Venice is Sinking

Sorry About the Flowers

(One Percent Press; 2006)

By David Greenwald | 24 January 2008

Over the last two decades, Athens, Georgia has been the bearer of one of underground rock’s strangest and most productive histories. From the rise of R.E.M. and alternative rock to the psychedelic explorations of the Elephant 6 collective, the city has been home to an array of seminal artists and movements. But with R.E.M. long past relevance and much of Elephant 6 dissolved or defunct, the scene seems due for another explosion of rock progress. On debut album Sorry About the Flowers, Venice Is Sinking may not reach that lofty expectation, but there’s fresh air cupped in their eager hands.

Admittedly, the band has a pair of obvious influences in the slow gestalt of Low and Galaxie 500, though the generous use of strings and medium tempos often leaves Venice Is Sinking with one foot in chamber-pop territory. The Low-like vocal similarities are immediately evident, though not derivative; like Mimi and Alan Sparhawk, violinist Karolyn Troupe’s high-pitched harmonies ghost over singer/guitarist Daniel Lawson’s dry-throated intonations in hypnotic fashion. The distant, luminous singing works well on poppier tunes like “Tours” and “Undecided,” a cookie-cutter chamber-pop song rife with Belle & Sebastian strings. Meanwhile, “Andropolis” matches Galaxie 500 offshoot Luna’s guitar pyrotechnics and flat-voiced tunefulness, note for swooning note.

Though successful on tracks like these, the orchestral elements aren’t always the best fit for the album’s two gloomy minor-key forays. The strings’ elegant swell fails to mesh with the guitar bombast of “Buried Magnets” (though the song’s minimalist verses make up for the oversight), and “To Your Ghost” is all brooding without a hint of hope. For the most part, Venice Is Sinking is an accomplished enough band, but one lacking in variation; the songs miss the moments of aching beauty or electric force that provide the payoff for Low’s slow burn.
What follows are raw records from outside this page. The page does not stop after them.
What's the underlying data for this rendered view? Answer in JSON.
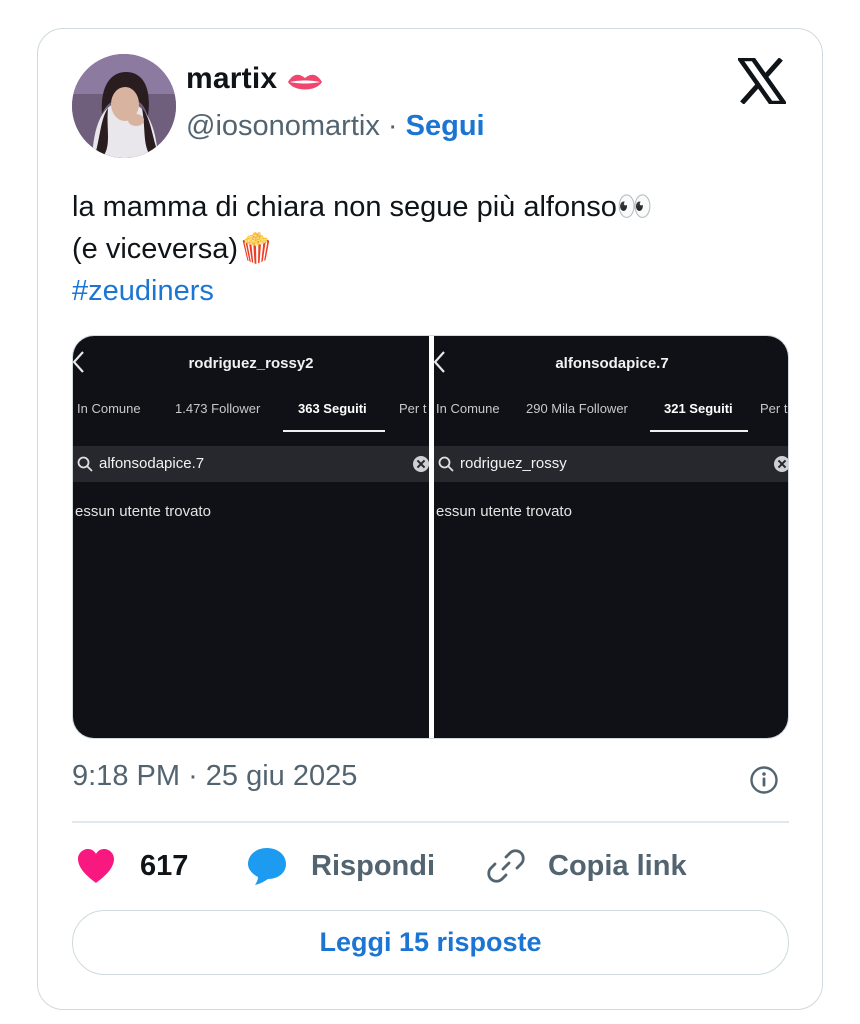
{
  "author": {
    "name": "martix",
    "name_emoji": "lips",
    "handle": "@iosonomartix",
    "separator": "·",
    "follow_label": "Segui"
  },
  "brand_icon": "x-logo-icon",
  "tweet": {
    "line1": "la mamma di chiara non segue più alfonso👀",
    "line2": "(e viceversa)🍿",
    "hashtag": "#zeudiners"
  },
  "media": {
    "left": {
      "username": "rodriguez_rossy2",
      "tabs": [
        "In Comune",
        "1.473 Follower",
        "363 Seguiti",
        "Per t"
      ],
      "active_tab": "363 Seguiti",
      "search_value": "alfonsodapice.7",
      "empty_text": "essun utente trovato"
    },
    "right": {
      "username": "alfonsodapice.7",
      "tabs": [
        "In Comune",
        "290 Mila Follower",
        "321 Seguiti",
        "Per t"
      ],
      "active_tab": "321 Seguiti",
      "search_value": "rodriguez_rossy",
      "empty_text": "essun utente trovato"
    }
  },
  "meta": {
    "time": "9:18 PM",
    "separator": "·",
    "date": "25 giu 2025"
  },
  "actions": {
    "like_count": "617",
    "reply_label": "Rispondi",
    "copy_label": "Copia link"
  },
  "read_replies_label": "Leggi 15 risposte",
  "colors": {
    "accent": "#1d75d3",
    "like": "#f91880",
    "reply_icon": "#1d9bf0",
    "muted": "#536471",
    "border": "#cfd9de"
  }
}
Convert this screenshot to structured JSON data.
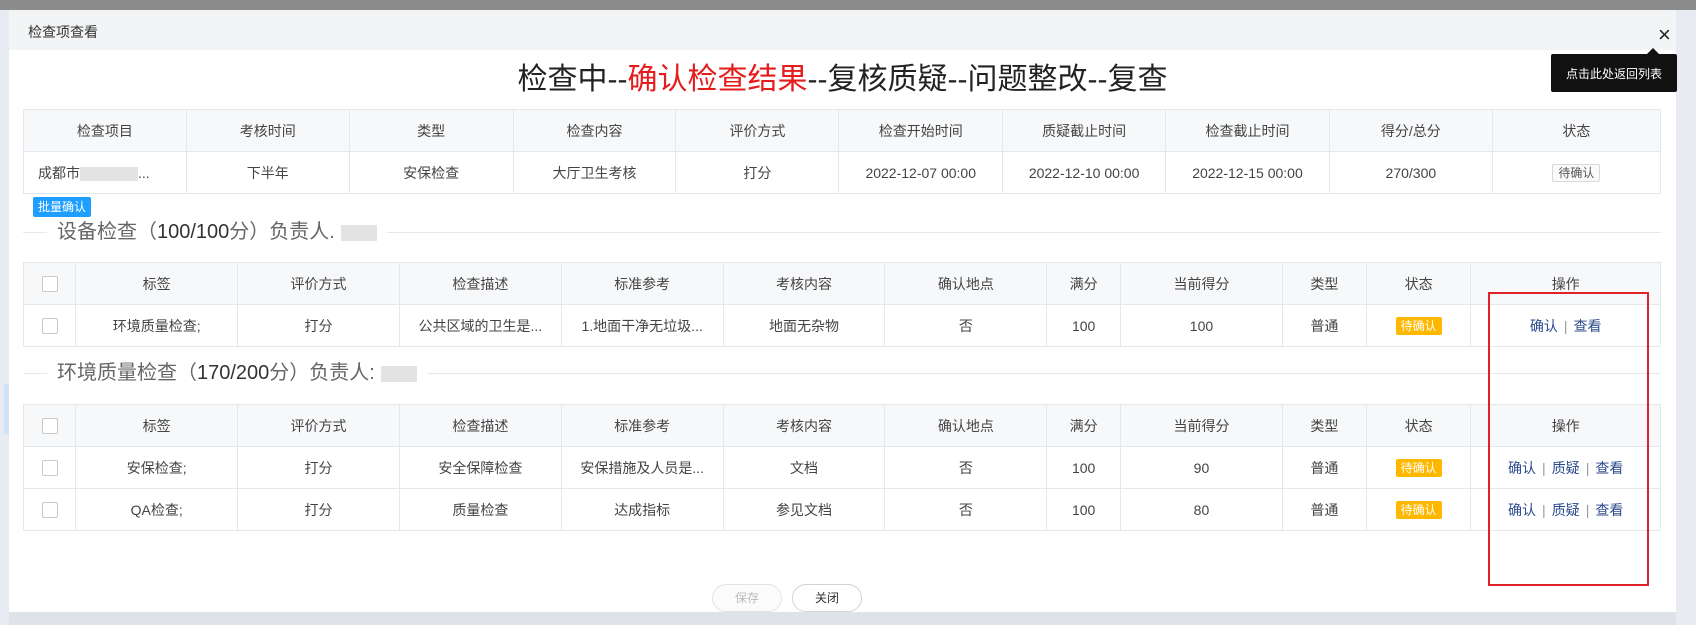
{
  "dialog": {
    "title": "检查项查看",
    "close_icon": "×",
    "tooltip": "点击此处返回列表"
  },
  "workflow": {
    "steps": [
      "检查中",
      "确认检查结果",
      "复核质疑",
      "问题整改",
      "复查"
    ],
    "separator": "--",
    "active_index": 1
  },
  "info_table": {
    "headers": [
      "检查项目",
      "考核时间",
      "类型",
      "检查内容",
      "评价方式",
      "检查开始时间",
      "质疑截止时间",
      "检查截止时间",
      "得分/总分",
      "状态"
    ],
    "row": {
      "project_prefix": "成都市",
      "project_suffix": "...",
      "period": "下半年",
      "type": "安保检查",
      "content": "大厅卫生考核",
      "eval_method": "打分",
      "start_time": "2022-12-07 00:00",
      "dispute_deadline": "2022-12-10 00:00",
      "check_deadline": "2022-12-15 00:00",
      "score": "270/300",
      "status": "待确认"
    }
  },
  "batch_confirm_label": "批量确认",
  "item_headers": [
    "标签",
    "评价方式",
    "检查描述",
    "标准参考",
    "考核内容",
    "确认地点",
    "满分",
    "当前得分",
    "类型",
    "状态",
    "操作"
  ],
  "sections": [
    {
      "label": "设备检查",
      "score": "100/100",
      "score_suffix": "分",
      "owner_label": "负责人.",
      "rows": [
        {
          "tag": "环境质量检查;",
          "eval": "打分",
          "desc": "公共区域的卫生是...",
          "standard": "1.地面干净无垃圾...",
          "content": "地面无杂物",
          "confirm_location": "否",
          "full": "100",
          "current": "100",
          "type": "普通",
          "status": "待确认",
          "ops": [
            "确认",
            "查看"
          ]
        }
      ]
    },
    {
      "label": "环境质量检查",
      "score": "170/200",
      "score_suffix": "分",
      "owner_label": "负责人:",
      "rows": [
        {
          "tag": "安保检查;",
          "eval": "打分",
          "desc": "安全保障检查",
          "standard": "安保措施及人员是...",
          "content": "文档",
          "confirm_location": "否",
          "full": "100",
          "current": "90",
          "type": "普通",
          "status": "待确认",
          "ops": [
            "确认",
            "质疑",
            "查看"
          ]
        },
        {
          "tag": "QA检查;",
          "eval": "打分",
          "desc": "质量检查",
          "standard": "达成指标",
          "content": "参见文档",
          "confirm_location": "否",
          "full": "100",
          "current": "80",
          "type": "普通",
          "status": "待确认",
          "ops": [
            "确认",
            "质疑",
            "查看"
          ]
        }
      ]
    }
  ],
  "footer": {
    "save_label": "保存",
    "close_label": "关闭"
  },
  "colors": {
    "accent_red": "#e51c1c",
    "batch_blue": "#1e9fff",
    "status_badge": "#ffb800",
    "link": "#2b4a8e",
    "highlight_box": "#e0212b"
  }
}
Sorry About the Flowers saves its biggest break from expectations until its final song, “Blue by Late”: at 19 wordless, ambient minutes, it’s a confusing, aesthetic-focused finale to an otherwise song-based album. The piece recalls Eluvium’s softly moving snowdrifts, wrapping gradual motion around constant, wavering drone. While the track doesn’t break new ground for ambient, it’s a strong enough snapshot of the genre to beg the question of why the members of Venice Is Sinking aren’t making this kind of music full time. But who can blame them? After all, Athens has always been a guitar kind of town.